• TO DO
Find every line of the records that has "Anywhere" and return it.
BEGIN RECORDS TO PROCESS
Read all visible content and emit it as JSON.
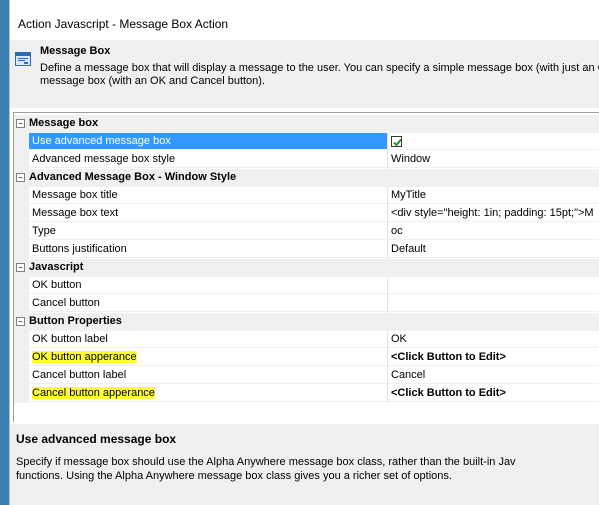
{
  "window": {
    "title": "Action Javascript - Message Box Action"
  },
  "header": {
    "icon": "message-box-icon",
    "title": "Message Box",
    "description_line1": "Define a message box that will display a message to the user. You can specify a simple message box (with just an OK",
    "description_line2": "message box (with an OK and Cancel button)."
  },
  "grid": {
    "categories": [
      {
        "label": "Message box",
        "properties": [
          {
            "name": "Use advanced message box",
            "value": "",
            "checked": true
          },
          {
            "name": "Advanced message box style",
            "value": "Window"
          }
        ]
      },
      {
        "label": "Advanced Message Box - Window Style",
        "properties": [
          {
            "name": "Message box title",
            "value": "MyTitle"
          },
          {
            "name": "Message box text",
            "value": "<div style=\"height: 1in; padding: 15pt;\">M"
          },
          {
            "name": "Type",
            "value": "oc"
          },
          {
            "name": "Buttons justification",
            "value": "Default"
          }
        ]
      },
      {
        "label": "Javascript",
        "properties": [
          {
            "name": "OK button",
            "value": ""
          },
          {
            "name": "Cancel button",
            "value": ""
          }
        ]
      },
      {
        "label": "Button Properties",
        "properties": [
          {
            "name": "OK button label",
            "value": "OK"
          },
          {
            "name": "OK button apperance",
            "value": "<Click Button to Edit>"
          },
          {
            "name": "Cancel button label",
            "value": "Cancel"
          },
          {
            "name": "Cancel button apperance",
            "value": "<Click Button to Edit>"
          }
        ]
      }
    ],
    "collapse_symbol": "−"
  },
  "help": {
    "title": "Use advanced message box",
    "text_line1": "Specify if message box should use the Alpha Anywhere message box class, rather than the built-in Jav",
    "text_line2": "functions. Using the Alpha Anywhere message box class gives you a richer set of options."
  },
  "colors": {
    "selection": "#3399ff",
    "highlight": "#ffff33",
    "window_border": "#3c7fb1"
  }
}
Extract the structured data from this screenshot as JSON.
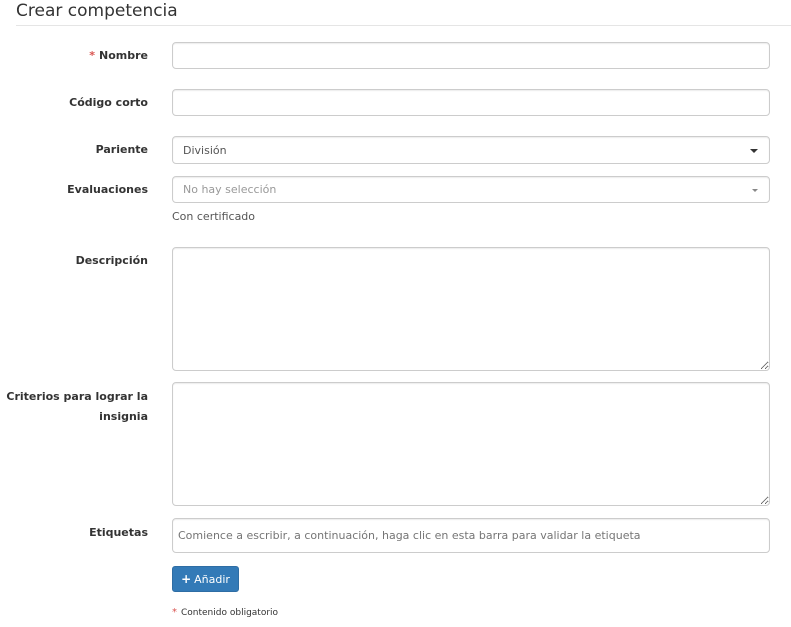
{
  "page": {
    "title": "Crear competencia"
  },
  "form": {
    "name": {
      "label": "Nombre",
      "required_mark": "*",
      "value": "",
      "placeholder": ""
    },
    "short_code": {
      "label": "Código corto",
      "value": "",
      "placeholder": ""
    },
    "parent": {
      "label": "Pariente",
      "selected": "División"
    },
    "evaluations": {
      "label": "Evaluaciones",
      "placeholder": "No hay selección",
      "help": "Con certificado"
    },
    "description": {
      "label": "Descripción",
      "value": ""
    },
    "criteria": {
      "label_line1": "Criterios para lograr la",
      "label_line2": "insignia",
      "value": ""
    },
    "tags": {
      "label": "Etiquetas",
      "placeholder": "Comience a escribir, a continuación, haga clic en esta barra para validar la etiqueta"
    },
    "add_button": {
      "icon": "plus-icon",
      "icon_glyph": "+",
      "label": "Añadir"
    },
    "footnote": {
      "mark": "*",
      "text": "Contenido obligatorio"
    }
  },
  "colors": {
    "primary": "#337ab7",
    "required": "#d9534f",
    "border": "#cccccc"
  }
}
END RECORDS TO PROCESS
• SOLVED EXERCISE
    "text_line1": "Specify if message box should use the Alpha Anywhere message box class, rather than the built-in Jav",
    "text_line2": "functions. Using the Alpha Anywhere message box class gives you a richer set of options."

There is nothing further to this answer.